OER is spearheading a pilot to understand how renewable distributed generation—in particular, solar power—could potentially reduce the need for costly investments in utility infrastructure to meet growing energy demand.
For more information on the OER System Reliability Procurement Solar DG Pilot Project, please contact Danny Musher at email@example.com.
Energy efficiency and renewable energy provide a suite of well-known energy, economic, and environmental benefits, including the potential for significant cost savings for consumers and businesses who reduce or avoid their on-site energy use. What is not yet fully understood is how these clean energy technologies can potentially produce additional savings by deferring (or possibly eliminating) the need for investment in costly utility infrastructure to meet growing energy demand.
In 2014, OER and National Grid commissioned a study by Peregrine Energy Group, Inc. to explore how distributed renewable energy—specifically solar—could play a role in Rhode Island’s system reliability efforts. The goal of the study was to better understand the viability, costs, and benefits for solar distributed generation (DG) to reduce peak loads on the electric distribution system, possibly leading to distribution investment deferral.
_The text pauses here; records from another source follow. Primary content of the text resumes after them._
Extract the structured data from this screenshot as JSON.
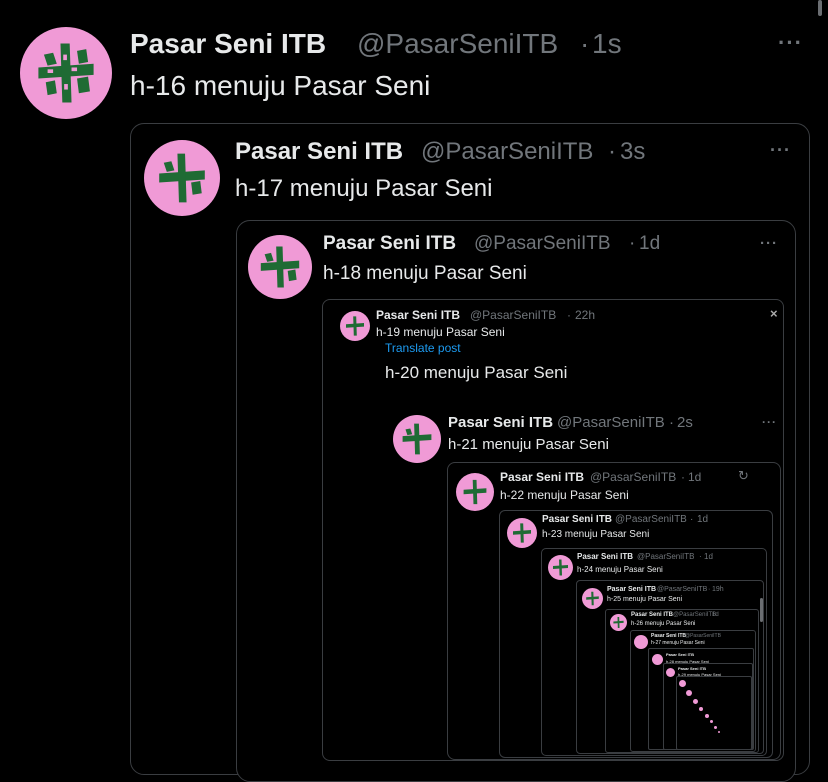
{
  "account": {
    "name": "Pasar Seni ITB",
    "handle": "@PasarSeniITB"
  },
  "more_glyph": "···",
  "brand_color": "#f09ad6",
  "posts": [
    {
      "text": "h-16 menuju Pasar Seni",
      "time": "1s"
    },
    {
      "text": "h-17 menuju Pasar Seni",
      "time": "3s"
    },
    {
      "text": "h-18 menuju Pasar Seni",
      "time": "1d"
    },
    {
      "text": "h-19 menuju Pasar Seni",
      "time": "22h"
    },
    {
      "text": "h-20 menuju Pasar Seni"
    },
    {
      "text": "h-21 menuju Pasar Seni",
      "time": "2s"
    },
    {
      "text": "h-22 menuju Pasar Seni",
      "time": "1d"
    },
    {
      "text": "h-23 menuju Pasar Seni",
      "time": "1d"
    },
    {
      "text": "h-24 menuju Pasar Seni",
      "time": "1d"
    },
    {
      "text": "h-25 menuju Pasar Seni",
      "time": "19h"
    },
    {
      "text": "h-26 menuju Pasar Seni",
      "time": "1d"
    },
    {
      "text": "h-27 menuju Pasar Seni",
      "time": ""
    },
    {
      "text": "h-28 menuju Pasar Seni",
      "time": ""
    },
    {
      "text": "h-29 menuju Pasar Seni",
      "time": ""
    }
  ],
  "translate_label": "Translate post",
  "icons": [
    "more-icon",
    "close-icon",
    "refresh-icon",
    "logo-avatar-icon"
  ]
}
The Peregrine study considered Rhode Island’s current System Reliability Procurement pilot in the towns of Tiverton and Little Compton and developed: (1) solar deployment options and a proposed configuration for a portfolio of solar DG to meet 250 kW of summer peak load reduction; and (2) an implementation strategy to solicit participation in a pilot and deploy the DG resources.